  13. Finally, put the nail clippers around a nail and clip just a tiny bit off.
Stay at each step for as long as you need to. You don't want to push your dog too quickly. Make sure your dog is at least 80% successful at each step. For example, if you do 10 trials of each step, your dog must earn a click and treat at least eight out of ten times before you can more on to the next step. Try to do two training sessions a day.

Remember to always click and treat your dog every time he doesn't pull his paw away. If he does pull away, let him. He just doesn't get a treat for pulling away. He will soon learn that he is in charge of nail-clipping, but if he wants a treat, he has to let you hold his paw.

If you accidentally clip too much and your dog's nails start bleeding, give him a party of treats. Giving him lots of treats reassure him that he has nothing to worry about.

Your dog's nails don't stop growing just because you're training him in nail clipping. Until he's comfortable with nail clipping, you can take him for walks on the sidewalk or asphalt, or let him run around on a tennis court. These surfaces act as a giant emery board and file your dog's nails. If you're doing two training sessions a day, it should take approximately two weeks until your dog is comfortable having his nails clipped - but don't worry if it takes a little longer. Work at your dog's speed.

Even after your dog is comfortable having his nails clipped, you need to continue treating him. Remember, you've struck a bargain with him. He probably still doesn't love to have his nails clipped, but he has decided that it's not scary and he'll let you do it as long as you have treats for him. So you need to keep your end of the bargain.

If you follow this method, you will soon have a dog who calmly lets you clip his nails.

2 comments:
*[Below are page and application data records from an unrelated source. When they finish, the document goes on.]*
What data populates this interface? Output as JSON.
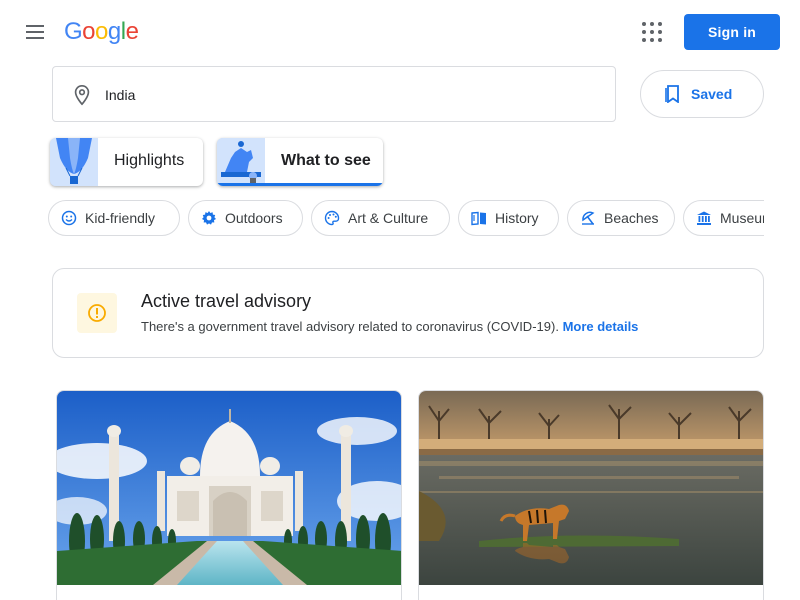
{
  "header": {
    "logo": [
      "G",
      "o",
      "o",
      "g",
      "l",
      "e"
    ],
    "logo_colors": [
      "#4285F4",
      "#EA4335",
      "#FBBC05",
      "#4285F4",
      "#34A853",
      "#EA4335"
    ],
    "sign_in_label": "Sign in"
  },
  "search": {
    "value": "India",
    "icon": "location-pin-icon"
  },
  "saved": {
    "label": "Saved",
    "icon": "bookmark-icon"
  },
  "tabs": [
    {
      "label": "Highlights",
      "active": false
    },
    {
      "label": "What to see",
      "active": true
    }
  ],
  "chips": [
    {
      "label": "Kid-friendly",
      "icon": "smiley-icon"
    },
    {
      "label": "Outdoors",
      "icon": "gear-icon"
    },
    {
      "label": "Art & Culture",
      "icon": "palette-icon"
    },
    {
      "label": "History",
      "icon": "book-icon"
    },
    {
      "label": "Beaches",
      "icon": "umbrella-icon"
    },
    {
      "label": "Museums",
      "icon": "museum-icon"
    }
  ],
  "advisory": {
    "title": "Active travel advisory",
    "text": "There's a government travel advisory related to coronavirus (COVID-19).",
    "link": "More details",
    "icon": "info-icon"
  },
  "cards": [
    {
      "image": "taj-mahal-photo"
    },
    {
      "image": "tiger-lake-photo"
    }
  ],
  "colors": {
    "accent": "#1a73e8",
    "border": "#dadce0",
    "advisory_icon_bg": "#fef7e0",
    "advisory_icon": "#f9ab00"
  }
}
  1. Hello, I would like to purchase these type of nail clippers. Can you please tell me where I might purchase them? My emal is shiela-johnson@iwon.com

    ReplyDelete